We’ve posted an online version of our guide to participating in the liturgy. It’s designed to help newcomers navigate Episcopalian worship and longtime churchgoers learn more about why we do the things we do.
You’ll find it listed under Worship in the menu at the top of every page, or you can pick up a copy at the back of the church.
See also Mk. 12:1-12, Lk. 20:9-19
One afternoon last week I spent a little time at the Durham Arts Council, walking through the galleries, looking at the exhibitions of work by local artists. The great thing about the Arts Council galleries is that I never know what I’m going to get. It’s completely unpredictable. It could be photography or landscape painting, but it could be abstract sculpture or “fiber architecture” or (as it once was) hats. And it’s all completely new. There’s nothing familiar about any of it — no artist whose biography I recall from some class I took back in the late twentieth century, no named period whose history I can mentally outline. I don’t have any easy context for the art, no prefab intellectual framework into which I can place it. I’m always surprised. And so I just have to stand there awhile and… look at it.
Unless… I make the mistake of reading the artists’ statements. For those of you who don’t frequent art galleries, an artist’s statement is what an artist writes to explain and to justify his or her work, generally as a requirement for getting a grant or arranging a show. They have a reputation for being pretentious, and that’s not entirely undeserved. Ideally they function as a kind of introduction to the art, making it more easily accessible — but in a way, that might be worse. Because if you read it, then suddenly, without any effort at all, you know what the art is supposed to be about. You’re absolved of the necessity of looking at the art, and this fascinating mystery the artist has created for you has been turned instead into a mere puzzle — to which you, now, have the solution!
And for me… The entire experience of looking at the art has been spoiled.
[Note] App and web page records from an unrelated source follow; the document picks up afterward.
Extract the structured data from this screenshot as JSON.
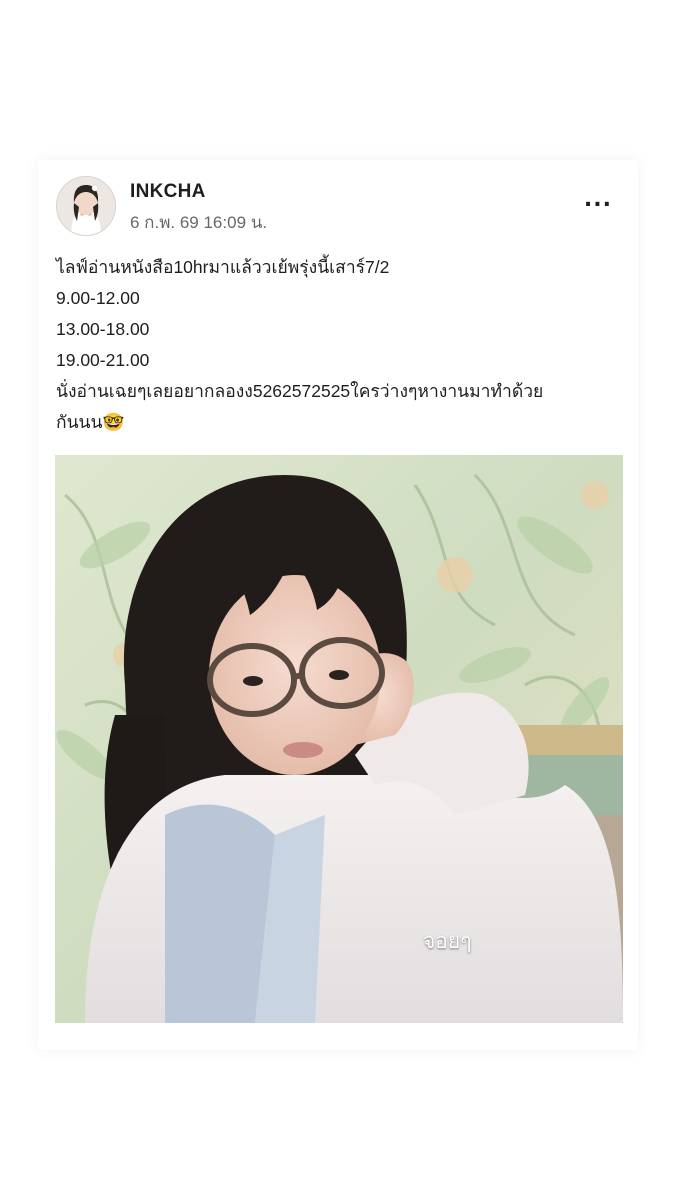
{
  "post": {
    "author": "INKCHA",
    "timestamp": "6 ก.พ. 69 16:09 น.",
    "more_label": "...",
    "lines": [
      "ไลฟ์อ่านหนังสือ10hrมาแล้ววเย้พรุ่งนี้เสาร์7/2",
      "9.00-12.00",
      "13.00-18.00",
      "19.00-21.00",
      "นั่งอ่านเฉยๆเลยอยากลองง5262572525ใครว่างๆหางานมาทำด้วย",
      "กันนน🤓"
    ],
    "photo": {
      "caption": "จอยๆ"
    }
  }
}
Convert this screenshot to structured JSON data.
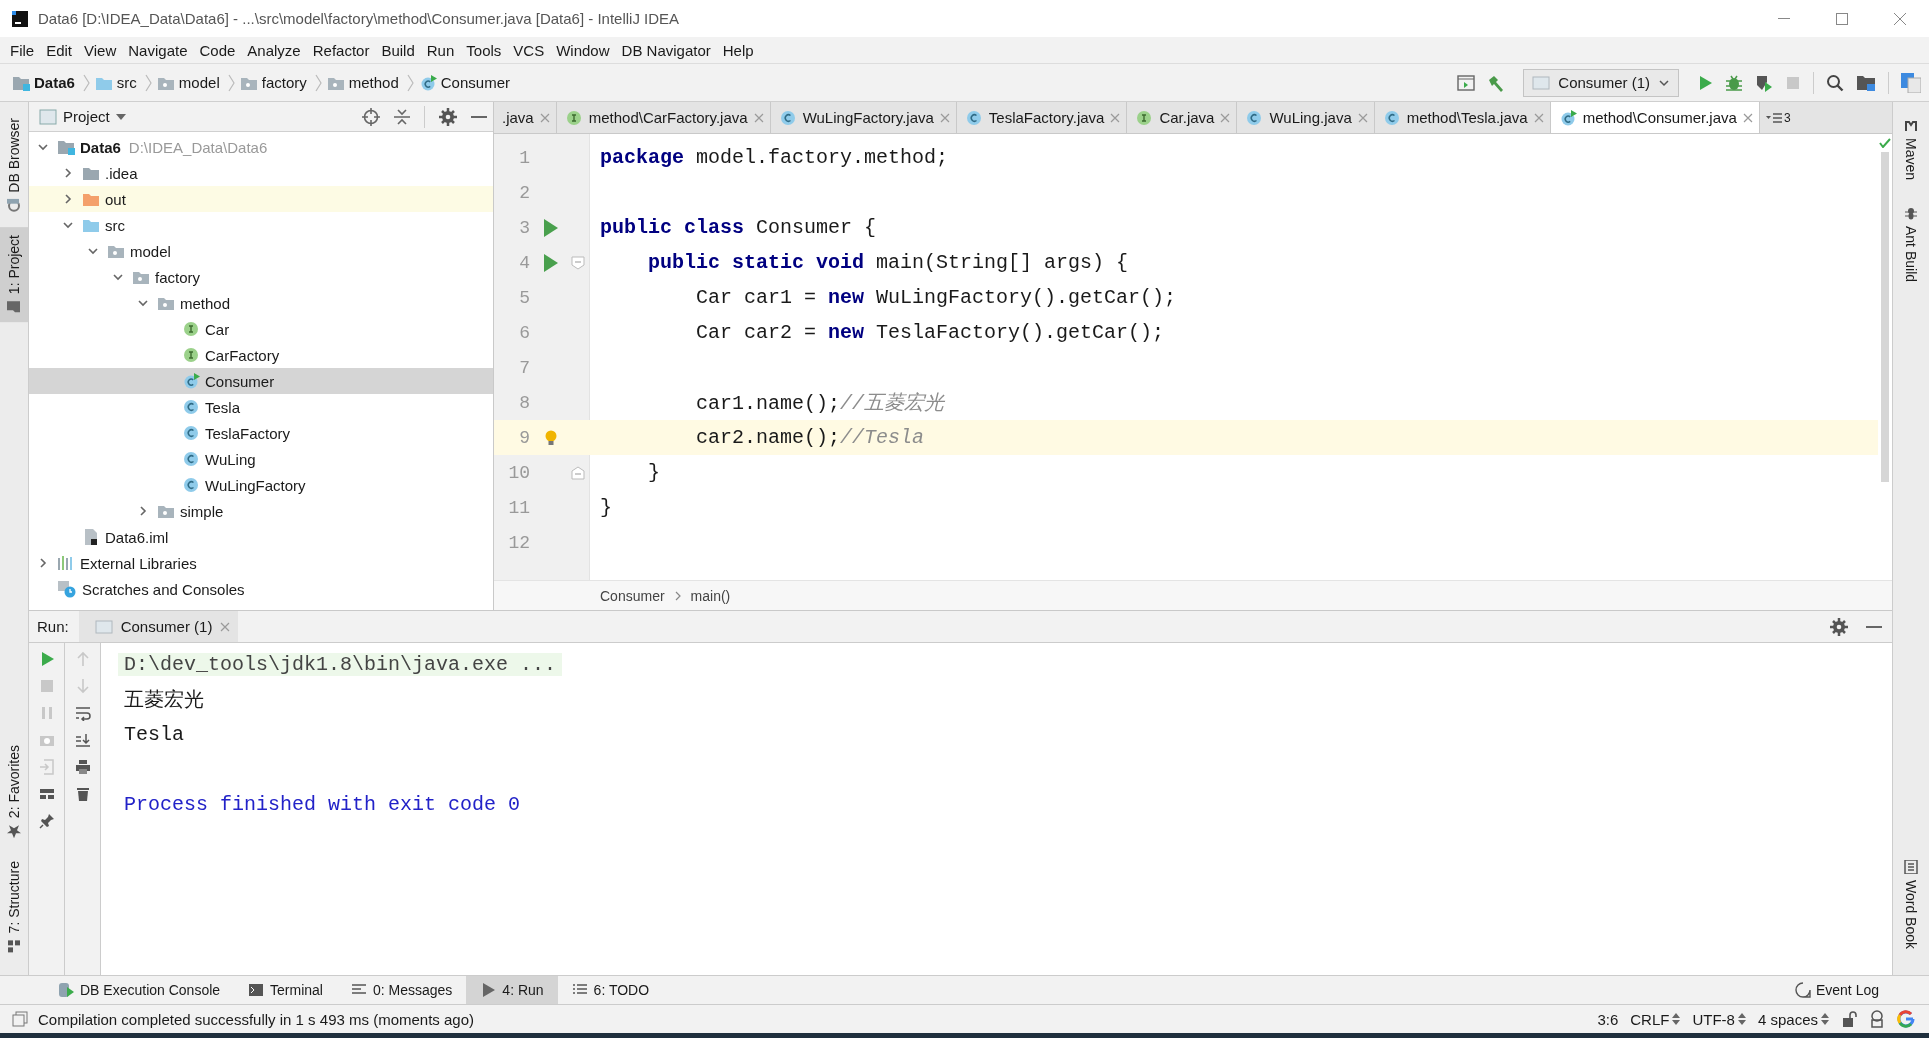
{
  "window": {
    "title": "Data6 [D:\\IDEA_Data\\Data6] - ...\\src\\model\\factory\\method\\Consumer.java [Data6] - IntelliJ IDEA"
  },
  "menu": [
    "File",
    "Edit",
    "View",
    "Navigate",
    "Code",
    "Analyze",
    "Refactor",
    "Build",
    "Run",
    "Tools",
    "VCS",
    "Window",
    "DB Navigator",
    "Help"
  ],
  "navigation": [
    {
      "label": "Data6",
      "kind": "module"
    },
    {
      "label": "src",
      "kind": "source-folder"
    },
    {
      "label": "model",
      "kind": "package"
    },
    {
      "label": "factory",
      "kind": "package"
    },
    {
      "label": "method",
      "kind": "package"
    },
    {
      "label": "Consumer",
      "kind": "class-run"
    }
  ],
  "run_config": {
    "label": "Consumer (1)"
  },
  "left_stripe": {
    "top": [
      {
        "label": "DB Browser",
        "selected": false
      },
      {
        "label": "1: Project",
        "selected": true
      }
    ],
    "bottom": [
      {
        "label": "2: Favorites",
        "selected": false
      },
      {
        "label": "7: Structure",
        "selected": false
      }
    ]
  },
  "right_stripe": {
    "top": [
      {
        "label": "Maven"
      },
      {
        "label": "Ant Build"
      }
    ],
    "bottom": [
      {
        "label": "Word Book"
      }
    ]
  },
  "project": {
    "title": "Project",
    "tree": [
      {
        "label": "Data6",
        "path": "D:\\IDEA_Data\\Data6",
        "kind": "module",
        "expanded": true,
        "selected": false,
        "highlighted": false,
        "children": [
          {
            "label": ".idea",
            "kind": "folder",
            "expanded": false,
            "selected": false,
            "highlighted": false
          },
          {
            "label": "out",
            "kind": "excluded-folder",
            "expanded": false,
            "selected": false,
            "highlighted": true
          },
          {
            "label": "src",
            "kind": "source-folder",
            "expanded": true,
            "selected": false,
            "highlighted": false,
            "children": [
              {
                "label": "model",
                "kind": "package",
                "expanded": true,
                "selected": false,
                "highlighted": false,
                "children": [
                  {
                    "label": "factory",
                    "kind": "package",
                    "expanded": true,
                    "selected": false,
                    "highlighted": false,
                    "children": [
                      {
                        "label": "method",
                        "kind": "package",
                        "expanded": true,
                        "selected": false,
                        "highlighted": false,
                        "children": [
                          {
                            "label": "Car",
                            "kind": "interface",
                            "selected": false,
                            "highlighted": false
                          },
                          {
                            "label": "CarFactory",
                            "kind": "interface",
                            "selected": false,
                            "highlighted": false
                          },
                          {
                            "label": "Consumer",
                            "kind": "class-run",
                            "selected": true,
                            "highlighted": false
                          },
                          {
                            "label": "Tesla",
                            "kind": "class",
                            "selected": false,
                            "highlighted": false
                          },
                          {
                            "label": "TeslaFactory",
                            "kind": "class",
                            "selected": false,
                            "highlighted": false
                          },
                          {
                            "label": "WuLing",
                            "kind": "class",
                            "selected": false,
                            "highlighted": false
                          },
                          {
                            "label": "WuLingFactory",
                            "kind": "class",
                            "selected": false,
                            "highlighted": false
                          }
                        ]
                      },
                      {
                        "label": "simple",
                        "kind": "package",
                        "expanded": false,
                        "selected": false,
                        "highlighted": false
                      }
                    ]
                  }
                ]
              }
            ]
          },
          {
            "label": "Data6.iml",
            "kind": "iml",
            "selected": false,
            "highlighted": false
          }
        ]
      },
      {
        "label": "External Libraries",
        "kind": "libraries",
        "expanded": false,
        "selected": false,
        "highlighted": false
      },
      {
        "label": "Scratches and Consoles",
        "kind": "scratches",
        "selected": false,
        "highlighted": false
      }
    ]
  },
  "editor": {
    "tabs": [
      {
        "label": ".java",
        "kind": "none",
        "selected": false
      },
      {
        "label": "method\\CarFactory.java",
        "kind": "interface",
        "selected": false
      },
      {
        "label": "WuLingFactory.java",
        "kind": "class",
        "selected": false
      },
      {
        "label": "TeslaFactory.java",
        "kind": "class",
        "selected": false
      },
      {
        "label": "Car.java",
        "kind": "interface",
        "selected": false
      },
      {
        "label": "WuLing.java",
        "kind": "class",
        "selected": false
      },
      {
        "label": "method\\Tesla.java",
        "kind": "class",
        "selected": false
      },
      {
        "label": "method\\Consumer.java",
        "kind": "class-run",
        "selected": true
      }
    ],
    "hidden_tabs": "3",
    "lines": [
      {
        "number": "1",
        "run": false,
        "current": false,
        "tokens": [
          {
            "kind": "keyword",
            "text": "package"
          },
          {
            "kind": "plain",
            "text": " model.factory.method;"
          }
        ]
      },
      {
        "number": "2",
        "run": false,
        "current": false
      },
      {
        "number": "3",
        "run": true,
        "current": false,
        "tokens": [
          {
            "kind": "keyword",
            "text": "public class"
          },
          {
            "kind": "plain",
            "text": " Consumer {"
          }
        ]
      },
      {
        "number": "4",
        "run": true,
        "current": false,
        "fold_start": true,
        "tokens": [
          {
            "kind": "keyword",
            "text": "    public static void"
          },
          {
            "kind": "plain",
            "text": " main(String[] args) {"
          }
        ]
      },
      {
        "number": "5",
        "run": false,
        "current": false,
        "tokens": [
          {
            "kind": "plain",
            "text": "        Car car1 = "
          },
          {
            "kind": "keyword",
            "text": "new"
          },
          {
            "kind": "plain",
            "text": " WuLingFactory().getCar();"
          }
        ]
      },
      {
        "number": "6",
        "run": false,
        "current": false,
        "tokens": [
          {
            "kind": "plain",
            "text": "        Car car2 = "
          },
          {
            "kind": "keyword",
            "text": "new"
          },
          {
            "kind": "plain",
            "text": " TeslaFactory().getCar();"
          }
        ]
      },
      {
        "number": "7",
        "run": false,
        "current": false
      },
      {
        "number": "8",
        "run": false,
        "current": false,
        "tokens": [
          {
            "kind": "plain",
            "text": "        car1.name();"
          },
          {
            "kind": "comment",
            "text": "//五菱宏光"
          }
        ]
      },
      {
        "number": "9",
        "run": false,
        "current": true,
        "bulb": true,
        "tokens": [
          {
            "kind": "plain",
            "text": "        car2.name();"
          },
          {
            "kind": "comment",
            "text": "//Tesla"
          }
        ]
      },
      {
        "number": "10",
        "run": false,
        "current": false,
        "fold_end": true,
        "tokens": [
          {
            "kind": "plain",
            "text": "    }"
          }
        ]
      },
      {
        "number": "11",
        "run": false,
        "current": false,
        "tokens": [
          {
            "kind": "plain",
            "text": "}"
          }
        ]
      },
      {
        "number": "12",
        "run": false,
        "current": false
      }
    ],
    "breadcrumbs": [
      "Consumer",
      "main()"
    ]
  },
  "run": {
    "label": "Run:",
    "tab": "Consumer (1)",
    "console": [
      {
        "kind": "command",
        "text": "D:\\dev_tools\\jdk1.8\\bin\\java.exe ..."
      },
      {
        "kind": "output",
        "text": "五菱宏光"
      },
      {
        "kind": "output",
        "text": "Tesla"
      },
      {
        "kind": "exit",
        "text": "Process finished with exit code 0"
      }
    ]
  },
  "tool_windows": [
    {
      "label": "DB Execution Console",
      "kind": "db",
      "selected": false
    },
    {
      "label": "Terminal",
      "kind": "terminal",
      "selected": false
    },
    {
      "label": "0: Messages",
      "kind": "messages",
      "selected": false
    },
    {
      "label": "4: Run",
      "kind": "run",
      "selected": true
    },
    {
      "label": "6: TODO",
      "kind": "todo",
      "selected": false
    }
  ],
  "event_log": "Event Log",
  "status_bar": {
    "message": "Compilation completed successfully in 1 s 493 ms (moments ago)",
    "items": [
      {
        "label": "3:6",
        "kind": "plain"
      },
      {
        "label": "CRLF",
        "kind": "dropdown"
      },
      {
        "label": "UTF-8",
        "kind": "dropdown"
      },
      {
        "label": "4 spaces",
        "kind": "dropdown"
      }
    ]
  }
}
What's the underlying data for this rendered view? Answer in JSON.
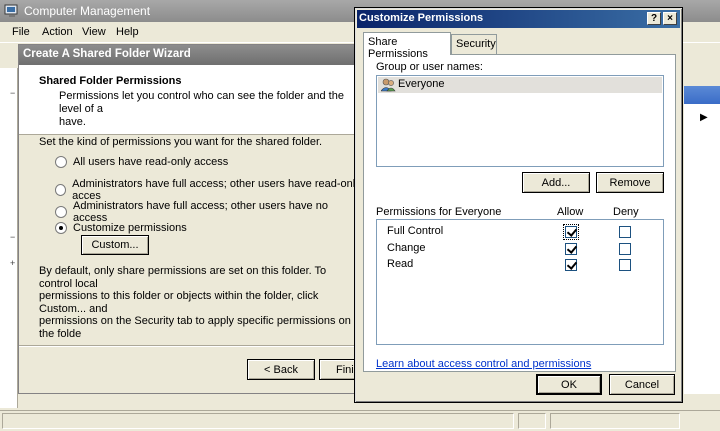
{
  "main_window": {
    "title": "Computer Management",
    "menu": [
      "File",
      "Action",
      "View",
      "Help"
    ]
  },
  "wizard": {
    "title": "Create A Shared Folder Wizard",
    "header_title": "Shared Folder Permissions",
    "header_desc": "Permissions let you control who can see the folder and the level of a\nhave.",
    "prompt": "Set the kind of permissions you want for the shared folder.",
    "options": [
      {
        "label": "All users have read-only access",
        "selected": false
      },
      {
        "label": "Administrators have full access; other users have read-only acces",
        "selected": false
      },
      {
        "label": "Administrators have full access; other users have no access",
        "selected": false
      },
      {
        "label": "Customize permissions",
        "selected": true
      }
    ],
    "custom_button": "Custom...",
    "bottom_text": "By default, only share permissions are set on this folder. To control local\npermissions to this folder or objects within the folder, click Custom... and\npermissions on the Security tab to apply specific permissions on the folde",
    "back_button": "< Back",
    "finish_button": "Finis"
  },
  "dialog": {
    "title": "Customize Permissions",
    "help_glyph": "?",
    "close_glyph": "×",
    "tabs": [
      {
        "label": "Share Permissions",
        "active": true
      },
      {
        "label": "Security",
        "active": false
      }
    ],
    "group_label": "Group or user names:",
    "groups": [
      "Everyone"
    ],
    "add_button": "Add...",
    "remove_button": "Remove",
    "permissions_label": "Permissions for Everyone",
    "allow_header": "Allow",
    "deny_header": "Deny",
    "permissions": [
      {
        "name": "Full Control",
        "allow": true,
        "deny": false
      },
      {
        "name": "Change",
        "allow": true,
        "deny": false
      },
      {
        "name": "Read",
        "allow": true,
        "deny": false
      }
    ],
    "learn_link": "Learn about access control and permissions",
    "ok_button": "OK",
    "cancel_button": "Cancel"
  }
}
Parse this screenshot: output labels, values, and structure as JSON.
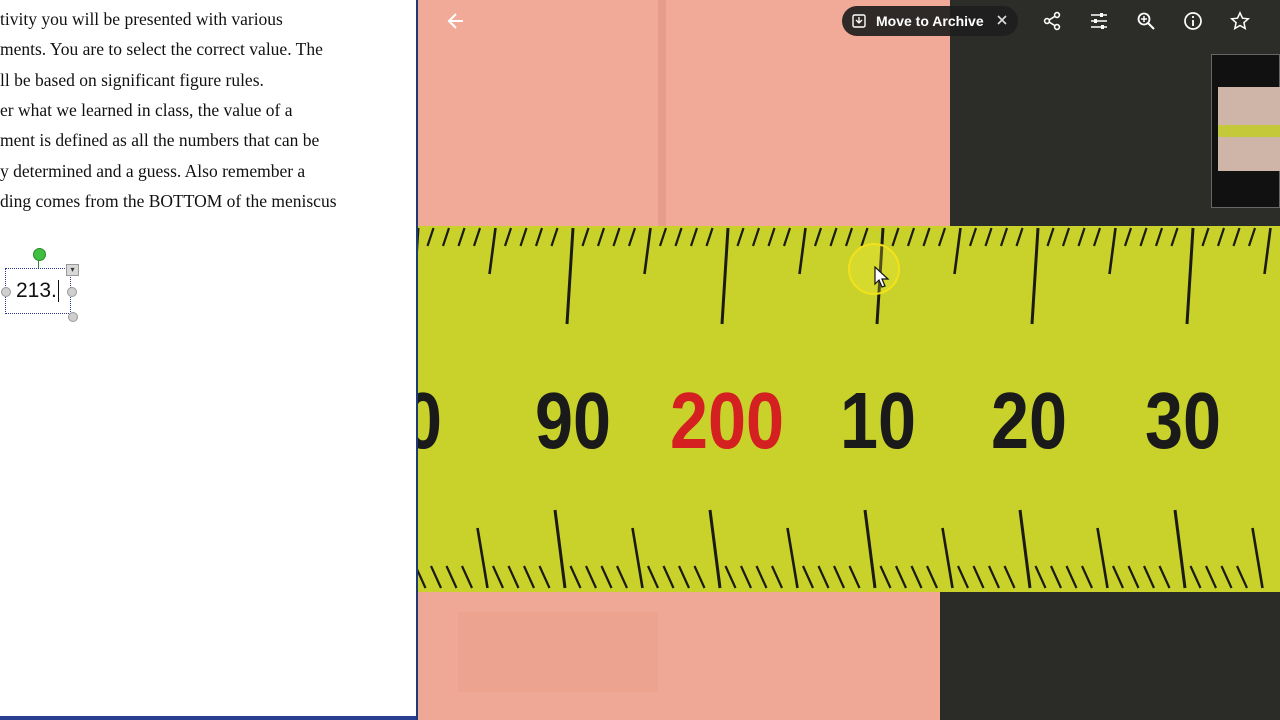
{
  "document": {
    "lines": [
      "tivity you will be presented with various",
      "ments. You are to select the correct value. The",
      "ll be based on significant figure rules.",
      "er what we learned in class, the value of a",
      "ment is defined as all the numbers that can be",
      "y determined and a guess. Also remember a",
      "ding comes from the BOTTOM of the meniscus"
    ],
    "textbox_value": "213."
  },
  "viewer": {
    "toolbar": {
      "back_icon": "arrow-left-icon",
      "archive_label": "Move to Archive",
      "archive_icon": "archive-icon",
      "dismiss_icon": "close-icon",
      "share_icon": "share-icon",
      "edit_icon": "sliders-icon",
      "zoom_icon": "zoom-in-icon",
      "info_icon": "info-icon",
      "favorite_icon": "star-icon"
    },
    "ruler_labels": [
      {
        "text": "0",
        "color": "#1a1a1a"
      },
      {
        "text": "90",
        "color": "#1a1a1a"
      },
      {
        "text": "200",
        "color": "#d42020"
      },
      {
        "text": "10",
        "color": "#1a1a1a"
      },
      {
        "text": "20",
        "color": "#1a1a1a"
      },
      {
        "text": "30",
        "color": "#1a1a1a"
      }
    ]
  },
  "colors": {
    "tape": "#c8d22a",
    "pink_card": "#f2aa98",
    "highlight_ring": "#f3e21a",
    "red_label": "#d42020",
    "selection_border": "#2a3a9a"
  }
}
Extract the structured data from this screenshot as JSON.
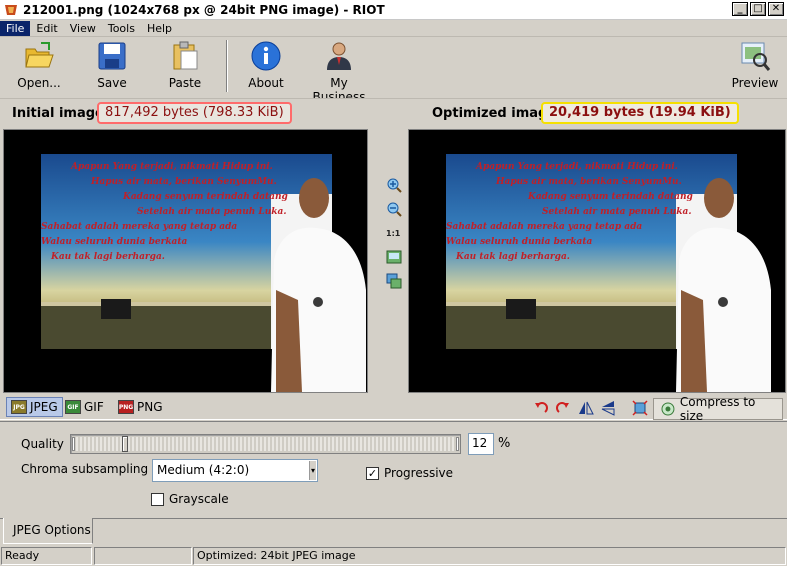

It isn’t that I don’t care what the artist had in mind… It’s rather that I’m inclined to think that whatever I gain from simply being with the art, from truly looking for a little while, even if I walk away with no understanding I could articulate to anyone, outweighs any answers I might be given for free, and that the possibility of that experience vanishes the moment I turn the mystery of a work of art into a puzzle and start looking for solutions.
If you’re wondering why I’m taking this opportunity to confess my antipathy toward artists’ statements, bear with me.
You see, I find myself drawn to the very first thing Jesus said in today’s Gospel reading: “Listen to another parable.” That’s all. It doesn’t seem like much. But as far as I can tell, nobody in the story actually does listen — either in Matthew’s story or in the parable itself! In the parable, of course, the landowner sends servants to collect fruit from his tenants, and then he sends his own son, and every time the tenants pretty much literally shoot the messenger. (Or, well, stone him, anyway.) Not much listening going on there. The Pharisees to whom Jesus is speaking, meanwhile, seem intent mainly on figuring out who he’s pointing his finger at. When they “perceive that he was speaking about them,” as Matthew says, they decide to have him arrested — though not immediately, because the crowd, having just seen Jesus ride into Jerusalem on a donkey is too busy shouting Hosanna and proclaiming him king to listen long enough to know just what sort of king they’re welcoming. Nobody’s just listening. Everybody, on both levels of the story, is trying to figure out what this guy’s angle is. What are you up to? What do you want from me? or— What’s in it for me? Continue reading